Wife Continues to be Barred from Visiting Jailed Rights Defender Chen Guangcheng
On February 21, Yuan Weijing (袁伟静), was barred from visiting her husband, jailed human rights defender Chen Guangchen (陈光诚). Since August 2005, Yuan has been subjected to repeated police harassment, and for five months she has been barred from visiting Chen. Reportedly, the prison authorities at Linyi Prison, Shandong Province, where Chen is currently incarcerated, have also denied Chen access to books brought by his lawyer and his other family members. (CHRD)9
On February 22, Zhang Zilin (张子霖), a key member of the Union of Chinese Nationalists, was convicted of “fraud and extortion” and sentenced to two years’ imprisonment by Xupu County Court in Hunan Province. Zhang has appealed. The trial was a closed trial, and Zhang pleaded innocent. The case concerns a money dispute between Zhang and a female friend. Zhang’s lawyer claimed that the dispute was resolved in September 2006, and the police station involved in the case had returned to Zhang a fine previously levied on him. However, nine months after the resolution of the dispute, the PSB arrested Zhang for “fraud and extortion”. (CHRD)10

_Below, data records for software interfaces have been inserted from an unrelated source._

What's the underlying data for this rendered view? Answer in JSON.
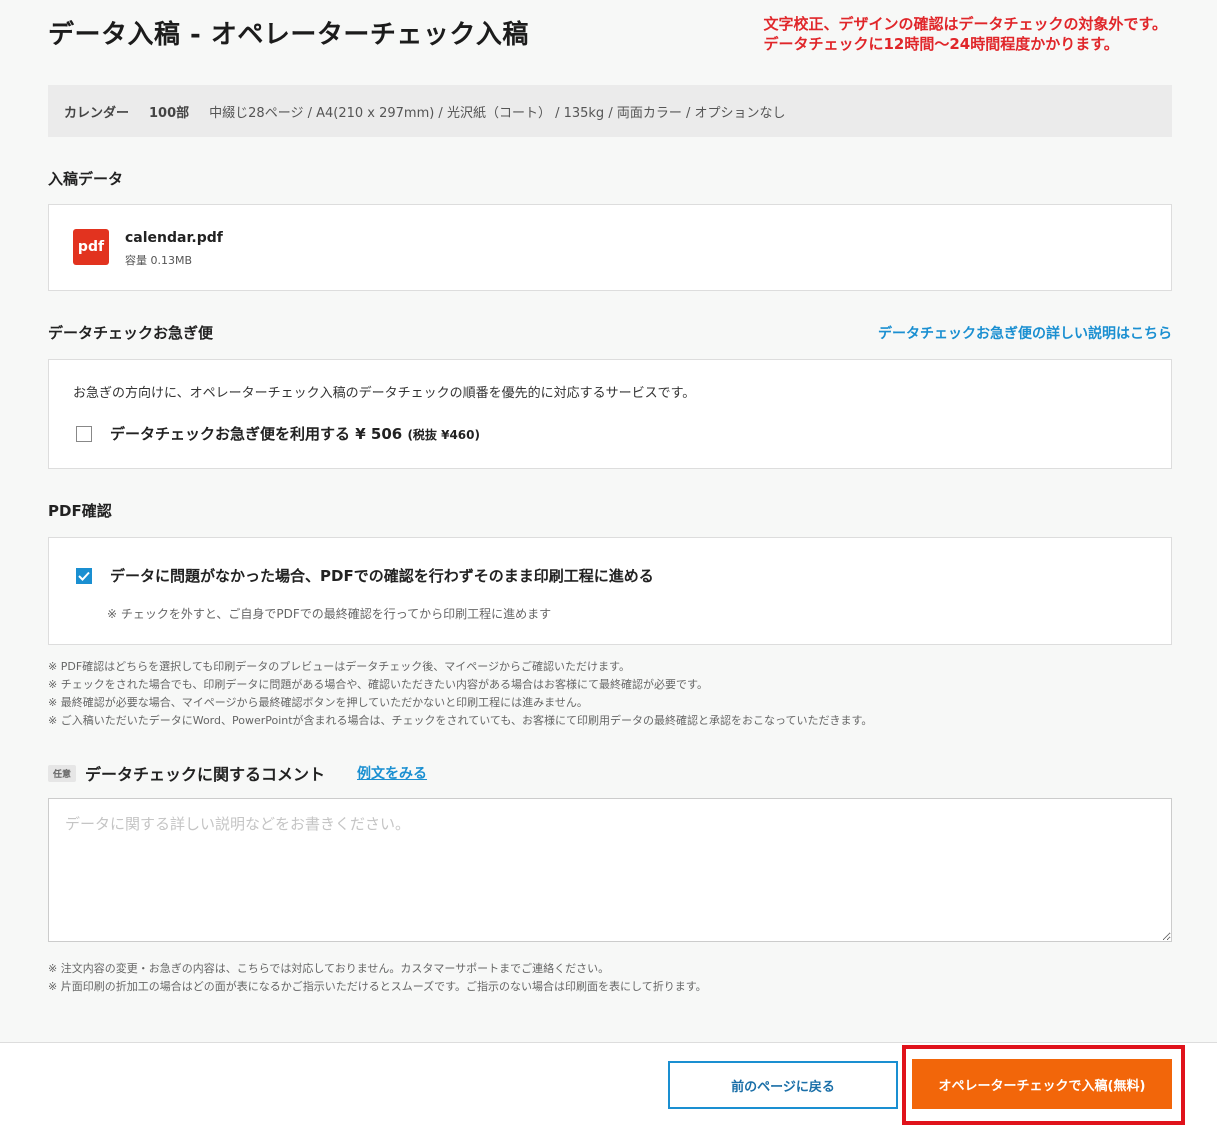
{
  "page": {
    "title": "データ入稿 - オペレーターチェック入稿",
    "notice_line1": "文字校正、デザインの確認はデータチェックの対象外です。",
    "notice_line2": "データチェックに12時間〜24時間程度かかります。"
  },
  "spec": {
    "product": "カレンダー",
    "quantity": "100部",
    "details": "中綴じ28ページ / A4(210 x 297mm) / 光沢紙（コート） / 135kg / 両面カラー / オプションなし"
  },
  "upload": {
    "section_title": "入稿データ",
    "file_icon_label": "pdf",
    "file_name": "calendar.pdf",
    "file_size": "容量 0.13MB"
  },
  "express": {
    "section_title": "データチェックお急ぎ便",
    "detail_link": "データチェックお急ぎ便の詳しい説明はこちら",
    "description": "お急ぎの方向けに、オペレーターチェック入稿のデータチェックの順番を優先的に対応するサービスです。",
    "option_label": "データチェックお急ぎ便を利用する ¥ 506",
    "option_tax": "(税抜 ¥460)",
    "checked": false
  },
  "pdf_confirm": {
    "section_title": "PDF確認",
    "option_label": "データに問題がなかった場合、PDFでの確認を行わずそのまま印刷工程に進める",
    "sub_note": "※ チェックを外すと、ご自身でPDFでの最終確認を行ってから印刷工程に進めます",
    "checked": true
  },
  "notes": [
    "※ PDF確認はどちらを選択しても印刷データのプレビューはデータチェック後、マイページからご確認いただけます。",
    "※ チェックをされた場合でも、印刷データに問題がある場合や、確認いただきたい内容がある場合はお客様にて最終確認が必要です。",
    "※ 最終確認が必要な場合、マイページから最終確認ボタンを押していただかないと印刷工程には進みません。",
    "※ ご入稿いただいたデータにWord、PowerPointが含まれる場合は、チェックをされていても、お客様にて印刷用データの最終確認と承認をおこなっていただきます。"
  ],
  "comment": {
    "tag": "任意",
    "title": "データチェックに関するコメント",
    "example_link": "例文をみる",
    "placeholder": "データに関する詳しい説明などをお書きください。",
    "value": ""
  },
  "footer_notes": [
    "※ 注文内容の変更・お急ぎの内容は、こちらでは対応しておりません。カスタマーサポートまでご連絡ください。",
    "※ 片面印刷の折加工の場合はどの面が表になるかご指示いただけるとスムーズです。ご指示のない場合は印刷面を表にして折ります。"
  ],
  "actions": {
    "back_label": "前のページに戻る",
    "submit_label": "オペレーターチェックで入稿(無料)"
  },
  "colors": {
    "accent_blue": "#1a8fd1",
    "notice_red": "#e0262a",
    "submit_orange": "#f2660a",
    "pdf_red": "#e2331f",
    "highlight_red": "#e0121b"
  }
}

“The People Who Build the Olympic City”—Report Released on Migrant Construction Workers in Beijing
On February 25, a report on the human rights situation of migrant workers at construction sites in Beijing was released. The report, written by a migrant workers’ rights advocate (who was also a former migrant worker) and facilitated by CHRD, is based on a survey of 500 migrant workers and in-depth interviews with 24 workers. The report argues that a number of factors, such as the lack of bargaining power and rights consciousness amongst workers, result in nine major problems frequently encountered by migrant workers. (CHRD)11
Beijing Police Tighten Control over Migrant Population
From February 22 to March 31, the Beijing police will widely inspect the identity documents of Beijing residents to ensure that all qualified temporary residents are issued with “temporary residency permits”. The police claim that the measure is to ensure Olympic security. All qualified temporary residents who are new to Beijing will have to apply for the permit. Those already in possession of the permit have to renew them before their expiry date. The police also say that they will crackdown on landlords who rent accommodation out to those without the permit. Those not in possession of the permit are usually denied rental accommodation, schooling and jobs, but it is unclear whether they will face new punishment under this scheme. It is also unclear whether the certificate will be required proof of residency for migrants in Beijing during the Olympics. (The Beijing News)12
Changes to Government Policies and Practices
Interrogations in Urumqi Now Filmed
According to an article in Legal Daily dated February 21, starting from this year, police in Urumqi, Xinjiang Autonomous Region, will gradually implement the use of filming in all of their interrogations. According to the Urumqi police, filming interrogations can prevent suspects from later retracting their confessions and safeguard the rights of those interrogated. The filming of police interrogations is not yet a widespread practice in China. (The Legal Daily)13
Chengdu Replaces Bullets with Lethal Injections for Executions
Starting from March 1, Chengdu, Sichuan Province, will replace bullets with lethal injections to carry out executions. As each injection costs about RMB 300 (US$42), the Supreme People’s Court will cover the significantly higher cost of these injections in order to make them affordable to local courts. According to the authorities, replacing bullets with injections to carry out death sentences is “an important indication that death penalties are becoming more civilized and inhumane”. (sina.com)14